Exercise goal –
Please filter the data down to the lines that include the word "rejected" and copy them.

[Dataset records]
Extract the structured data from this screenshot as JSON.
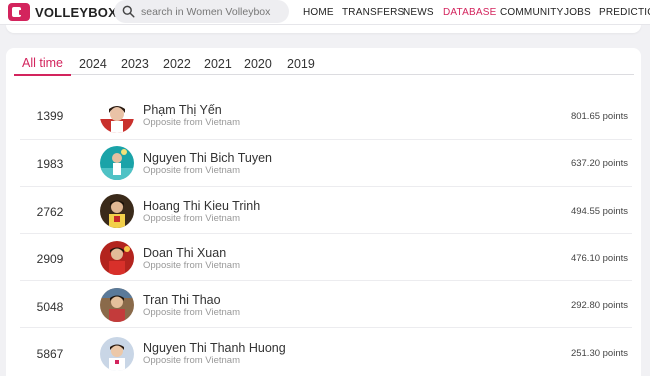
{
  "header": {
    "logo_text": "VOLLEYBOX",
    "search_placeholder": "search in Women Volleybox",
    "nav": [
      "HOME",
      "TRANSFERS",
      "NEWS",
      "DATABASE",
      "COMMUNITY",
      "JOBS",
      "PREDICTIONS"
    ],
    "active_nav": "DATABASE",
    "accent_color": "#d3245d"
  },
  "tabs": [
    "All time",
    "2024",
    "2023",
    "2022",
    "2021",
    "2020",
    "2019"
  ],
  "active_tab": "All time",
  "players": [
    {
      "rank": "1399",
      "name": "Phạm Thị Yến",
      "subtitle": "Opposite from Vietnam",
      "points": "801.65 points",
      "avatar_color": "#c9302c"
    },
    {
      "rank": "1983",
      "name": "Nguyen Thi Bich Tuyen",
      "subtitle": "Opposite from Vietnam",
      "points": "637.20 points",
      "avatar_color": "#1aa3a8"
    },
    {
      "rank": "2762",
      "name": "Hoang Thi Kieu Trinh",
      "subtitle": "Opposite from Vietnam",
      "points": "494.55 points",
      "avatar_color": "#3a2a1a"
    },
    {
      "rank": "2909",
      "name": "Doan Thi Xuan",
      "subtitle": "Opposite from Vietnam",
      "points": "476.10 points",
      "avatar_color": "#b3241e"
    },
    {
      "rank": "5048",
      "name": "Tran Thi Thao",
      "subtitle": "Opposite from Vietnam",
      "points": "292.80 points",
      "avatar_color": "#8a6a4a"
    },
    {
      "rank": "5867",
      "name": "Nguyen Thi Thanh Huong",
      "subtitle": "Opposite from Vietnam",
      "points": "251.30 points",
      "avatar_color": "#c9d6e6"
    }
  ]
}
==
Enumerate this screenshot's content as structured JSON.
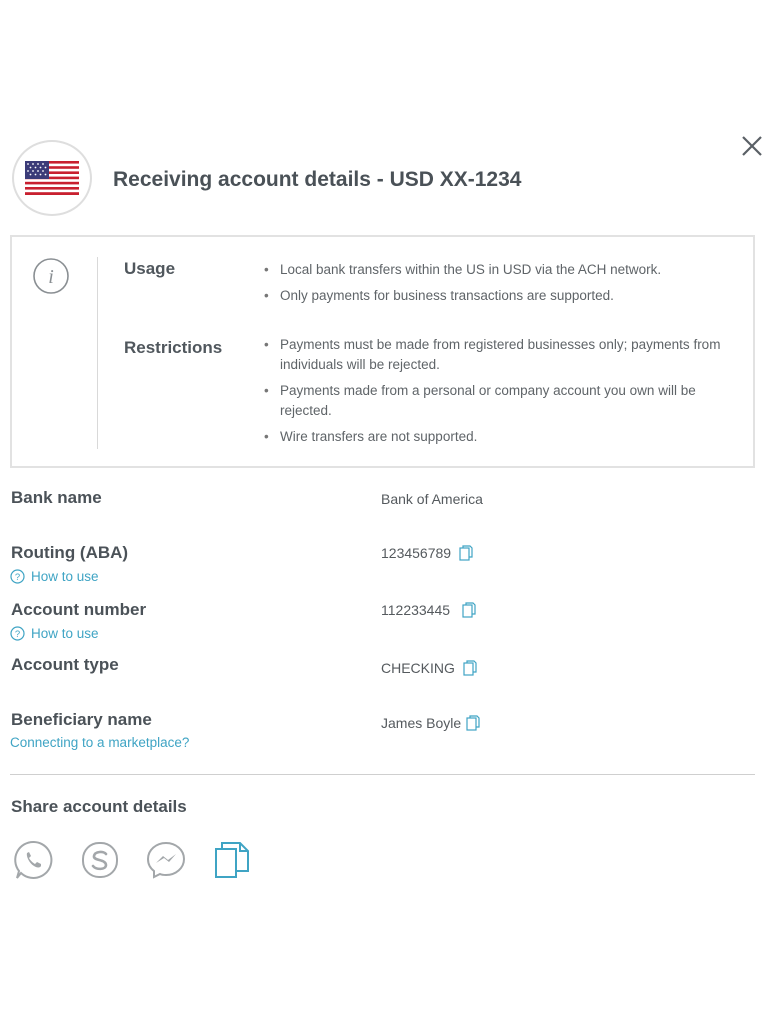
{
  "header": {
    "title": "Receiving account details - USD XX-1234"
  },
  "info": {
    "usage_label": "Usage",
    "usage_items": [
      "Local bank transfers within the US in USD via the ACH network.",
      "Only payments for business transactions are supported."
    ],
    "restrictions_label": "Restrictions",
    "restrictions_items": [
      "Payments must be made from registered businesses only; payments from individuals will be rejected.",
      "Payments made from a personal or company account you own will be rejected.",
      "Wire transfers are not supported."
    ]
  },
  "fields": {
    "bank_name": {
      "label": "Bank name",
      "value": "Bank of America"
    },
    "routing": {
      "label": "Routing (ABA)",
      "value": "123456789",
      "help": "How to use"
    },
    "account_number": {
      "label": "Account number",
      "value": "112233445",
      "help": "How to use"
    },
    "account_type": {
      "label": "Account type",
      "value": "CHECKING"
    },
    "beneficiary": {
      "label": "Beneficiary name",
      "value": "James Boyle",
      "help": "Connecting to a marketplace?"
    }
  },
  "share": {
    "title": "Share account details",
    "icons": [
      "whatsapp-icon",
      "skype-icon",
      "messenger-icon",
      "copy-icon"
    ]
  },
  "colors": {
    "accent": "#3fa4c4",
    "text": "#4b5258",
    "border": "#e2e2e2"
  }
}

Solution to the problem –
      "Payments must be made from registered businesses only; payments from individuals will be rejected.",
      "Payments made from a personal or company account you own will be rejected.",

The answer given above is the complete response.